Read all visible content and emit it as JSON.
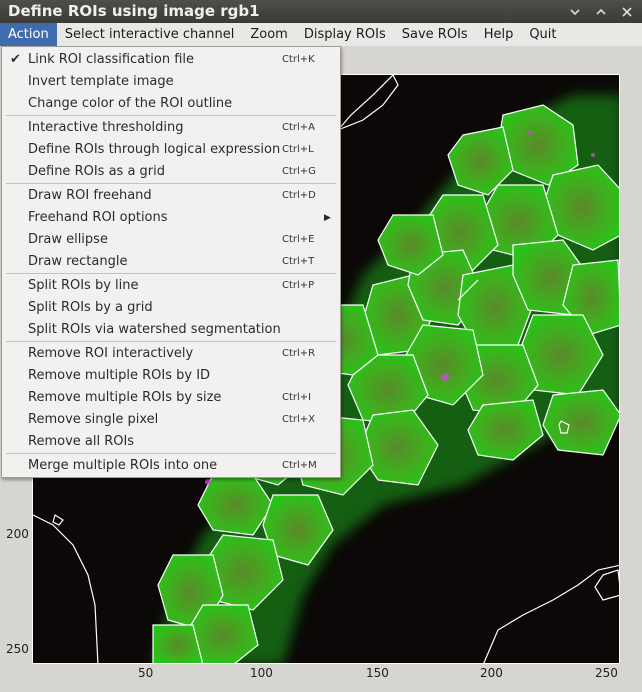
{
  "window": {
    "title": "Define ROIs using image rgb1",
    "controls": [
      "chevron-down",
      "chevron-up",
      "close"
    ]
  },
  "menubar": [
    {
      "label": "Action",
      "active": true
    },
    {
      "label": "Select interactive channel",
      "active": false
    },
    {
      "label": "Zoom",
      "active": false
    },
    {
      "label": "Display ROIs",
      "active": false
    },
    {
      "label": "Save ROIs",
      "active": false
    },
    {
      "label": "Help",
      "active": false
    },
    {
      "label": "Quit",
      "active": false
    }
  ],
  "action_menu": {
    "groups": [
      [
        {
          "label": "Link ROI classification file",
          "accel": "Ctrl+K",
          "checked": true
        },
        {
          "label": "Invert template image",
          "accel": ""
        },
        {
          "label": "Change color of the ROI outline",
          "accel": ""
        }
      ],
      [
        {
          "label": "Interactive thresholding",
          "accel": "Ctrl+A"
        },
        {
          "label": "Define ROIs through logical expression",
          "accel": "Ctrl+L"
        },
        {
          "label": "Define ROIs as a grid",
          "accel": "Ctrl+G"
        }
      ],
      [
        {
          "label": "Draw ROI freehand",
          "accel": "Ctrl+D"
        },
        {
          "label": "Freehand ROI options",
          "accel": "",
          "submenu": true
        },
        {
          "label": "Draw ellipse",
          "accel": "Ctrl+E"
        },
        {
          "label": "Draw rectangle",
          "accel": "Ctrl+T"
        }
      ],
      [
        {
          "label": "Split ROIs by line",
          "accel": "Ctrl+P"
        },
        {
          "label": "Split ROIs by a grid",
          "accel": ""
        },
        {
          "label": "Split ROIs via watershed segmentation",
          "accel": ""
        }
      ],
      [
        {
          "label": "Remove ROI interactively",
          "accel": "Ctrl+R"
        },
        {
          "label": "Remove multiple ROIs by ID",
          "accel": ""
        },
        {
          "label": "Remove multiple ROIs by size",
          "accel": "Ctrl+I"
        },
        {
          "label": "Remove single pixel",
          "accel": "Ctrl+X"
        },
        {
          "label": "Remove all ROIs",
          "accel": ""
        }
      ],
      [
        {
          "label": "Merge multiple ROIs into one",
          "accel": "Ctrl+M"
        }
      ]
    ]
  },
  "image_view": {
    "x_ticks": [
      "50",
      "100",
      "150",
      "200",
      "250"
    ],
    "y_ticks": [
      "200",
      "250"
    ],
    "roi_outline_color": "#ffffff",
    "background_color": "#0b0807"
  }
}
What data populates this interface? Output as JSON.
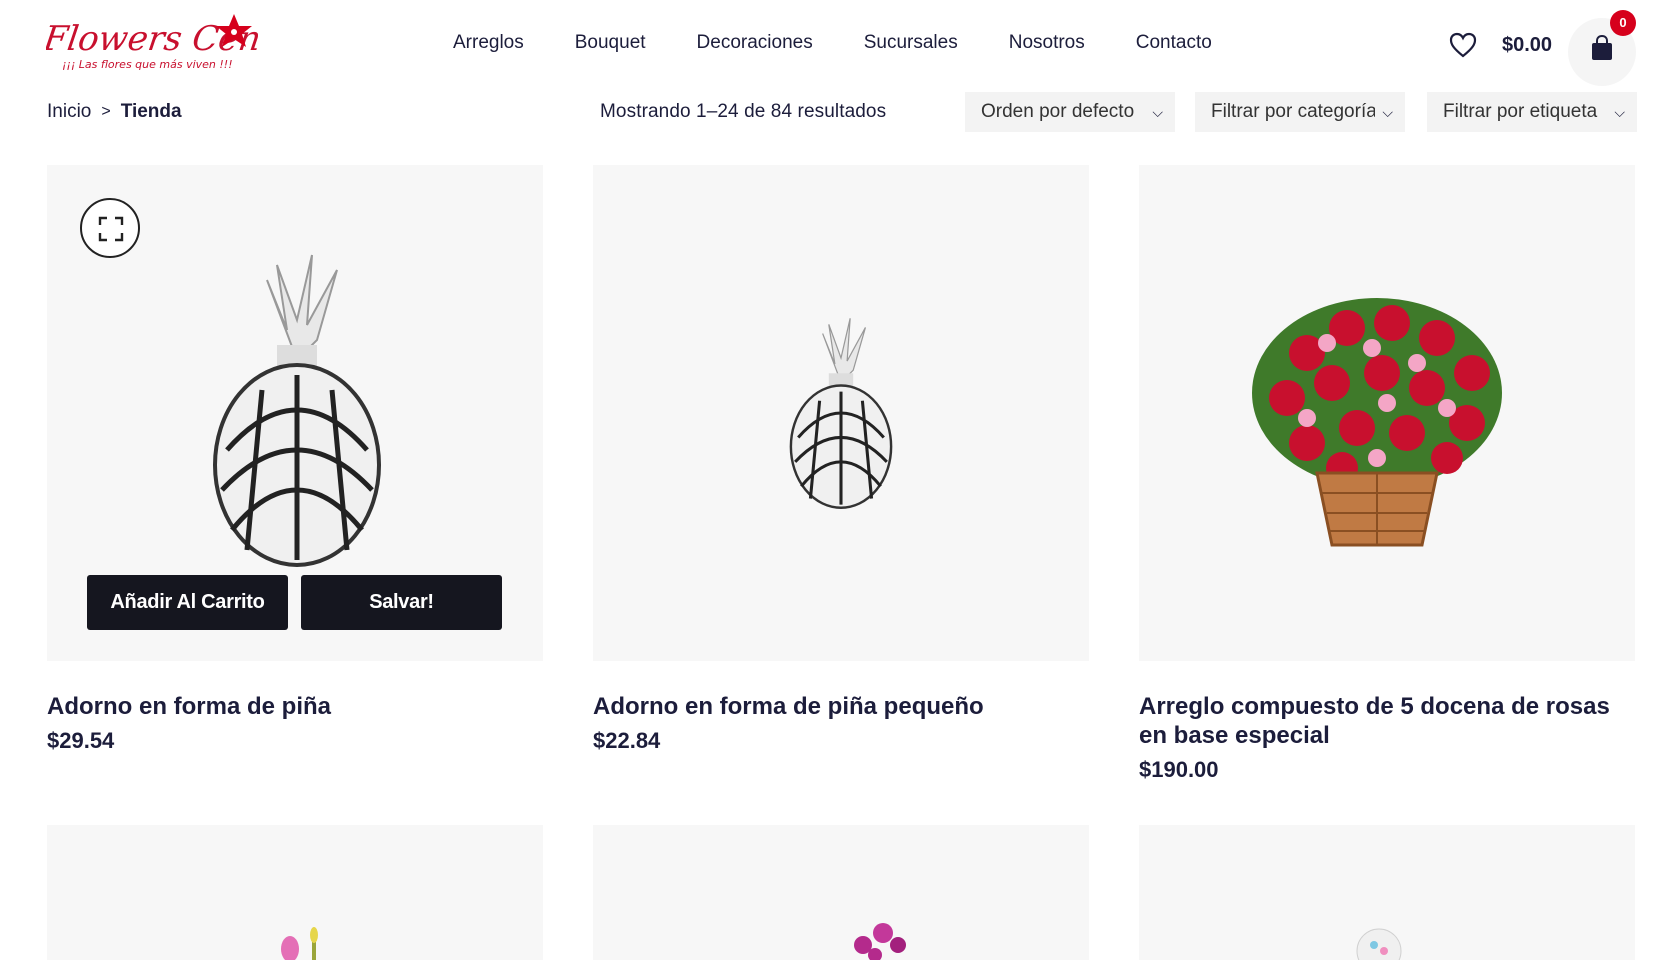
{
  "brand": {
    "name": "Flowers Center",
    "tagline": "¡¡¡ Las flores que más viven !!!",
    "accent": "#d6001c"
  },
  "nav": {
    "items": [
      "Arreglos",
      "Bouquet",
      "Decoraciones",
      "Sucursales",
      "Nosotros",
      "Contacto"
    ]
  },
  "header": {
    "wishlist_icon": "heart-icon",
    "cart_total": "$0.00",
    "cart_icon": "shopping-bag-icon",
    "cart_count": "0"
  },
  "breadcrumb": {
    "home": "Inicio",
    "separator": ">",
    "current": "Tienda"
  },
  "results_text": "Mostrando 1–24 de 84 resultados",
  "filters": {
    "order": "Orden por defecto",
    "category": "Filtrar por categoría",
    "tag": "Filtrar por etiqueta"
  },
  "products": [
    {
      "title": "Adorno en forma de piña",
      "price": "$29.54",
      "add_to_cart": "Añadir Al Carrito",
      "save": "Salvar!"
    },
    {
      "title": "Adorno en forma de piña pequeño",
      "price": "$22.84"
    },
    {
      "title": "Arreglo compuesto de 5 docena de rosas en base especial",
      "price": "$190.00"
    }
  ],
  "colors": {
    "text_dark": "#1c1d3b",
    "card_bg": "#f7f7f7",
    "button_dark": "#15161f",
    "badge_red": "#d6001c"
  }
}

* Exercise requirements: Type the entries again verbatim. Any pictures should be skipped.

* Task answer:
Read all visible content and emit it as JSON.
{
  "window": {
    "title": "Define ROIs using image rgb1",
    "controls": [
      "chevron-down",
      "chevron-up",
      "close"
    ]
  },
  "menubar": [
    {
      "label": "Action",
      "active": true
    },
    {
      "label": "Select interactive channel",
      "active": false
    },
    {
      "label": "Zoom",
      "active": false
    },
    {
      "label": "Display ROIs",
      "active": false
    },
    {
      "label": "Save ROIs",
      "active": false
    },
    {
      "label": "Help",
      "active": false
    },
    {
      "label": "Quit",
      "active": false
    }
  ],
  "action_menu": {
    "groups": [
      [
        {
          "label": "Link ROI classification file",
          "accel": "Ctrl+K",
          "checked": true
        },
        {
          "label": "Invert template image",
          "accel": ""
        },
        {
          "label": "Change color of the ROI outline",
          "accel": ""
        }
      ],
      [
        {
          "label": "Interactive thresholding",
          "accel": "Ctrl+A"
        },
        {
          "label": "Define ROIs through logical expression",
          "accel": "Ctrl+L"
        },
        {
          "label": "Define ROIs as a grid",
          "accel": "Ctrl+G"
        }
      ],
      [
        {
          "label": "Draw ROI freehand",
          "accel": "Ctrl+D"
        },
        {
          "label": "Freehand ROI options",
          "accel": "",
          "submenu": true
        },
        {
          "label": "Draw ellipse",
          "accel": "Ctrl+E"
        },
        {
          "label": "Draw rectangle",
          "accel": "Ctrl+T"
        }
      ],
      [
        {
          "label": "Split ROIs by line",
          "accel": "Ctrl+P"
        },
        {
          "label": "Split ROIs by a grid",
          "accel": ""
        },
        {
          "label": "Split ROIs via watershed segmentation",
          "accel": ""
        }
      ],
      [
        {
          "label": "Remove ROI interactively",
          "accel": "Ctrl+R"
        },
        {
          "label": "Remove multiple ROIs by ID",
          "accel": ""
        },
        {
          "label": "Remove multiple ROIs by size",
          "accel": "Ctrl+I"
        },
        {
          "label": "Remove single pixel",
          "accel": "Ctrl+X"
        },
        {
          "label": "Remove all ROIs",
          "accel": ""
        }
      ],
      [
        {
          "label": "Merge multiple ROIs into one",
          "accel": "Ctrl+M"
        }
      ]
    ]
  },
  "image_view": {
    "x_ticks": [
      "50",
      "100",
      "150",
      "200",
      "250"
    ],
    "y_ticks": [
      "200",
      "250"
    ],
    "roi_outline_color": "#ffffff",
    "background_color": "#0b0807"
  }
}
What data populates this interface? Output as JSON.
{
  "brand": {
    "name": "Flowers Center",
    "tagline": "¡¡¡ Las flores que más viven !!!",
    "accent": "#d6001c"
  },
  "nav": {
    "items": [
      "Arreglos",
      "Bouquet",
      "Decoraciones",
      "Sucursales",
      "Nosotros",
      "Contacto"
    ]
  },
  "header": {
    "wishlist_icon": "heart-icon",
    "cart_total": "$0.00",
    "cart_icon": "shopping-bag-icon",
    "cart_count": "0"
  },
  "breadcrumb": {
    "home": "Inicio",
    "separator": ">",
    "current": "Tienda"
  },
  "results_text": "Mostrando 1–24 de 84 resultados",
  "filters": {
    "order": "Orden por defecto",
    "category": "Filtrar por categoría",
    "tag": "Filtrar por etiqueta"
  },
  "products": [
    {
      "title": "Adorno en forma de piña",
      "price": "$29.54",
      "add_to_cart": "Añadir Al Carrito",
      "save": "Salvar!"
    },
    {
      "title": "Adorno en forma de piña pequeño",
      "price": "$22.84"
    },
    {
      "title": "Arreglo compuesto de 5 docena de rosas en base especial",
      "price": "$190.00"
    }
  ],
  "colors": {
    "text_dark": "#1c1d3b",
    "card_bg": "#f7f7f7",
    "button_dark": "#15161f",
    "badge_red": "#d6001c"
  }
}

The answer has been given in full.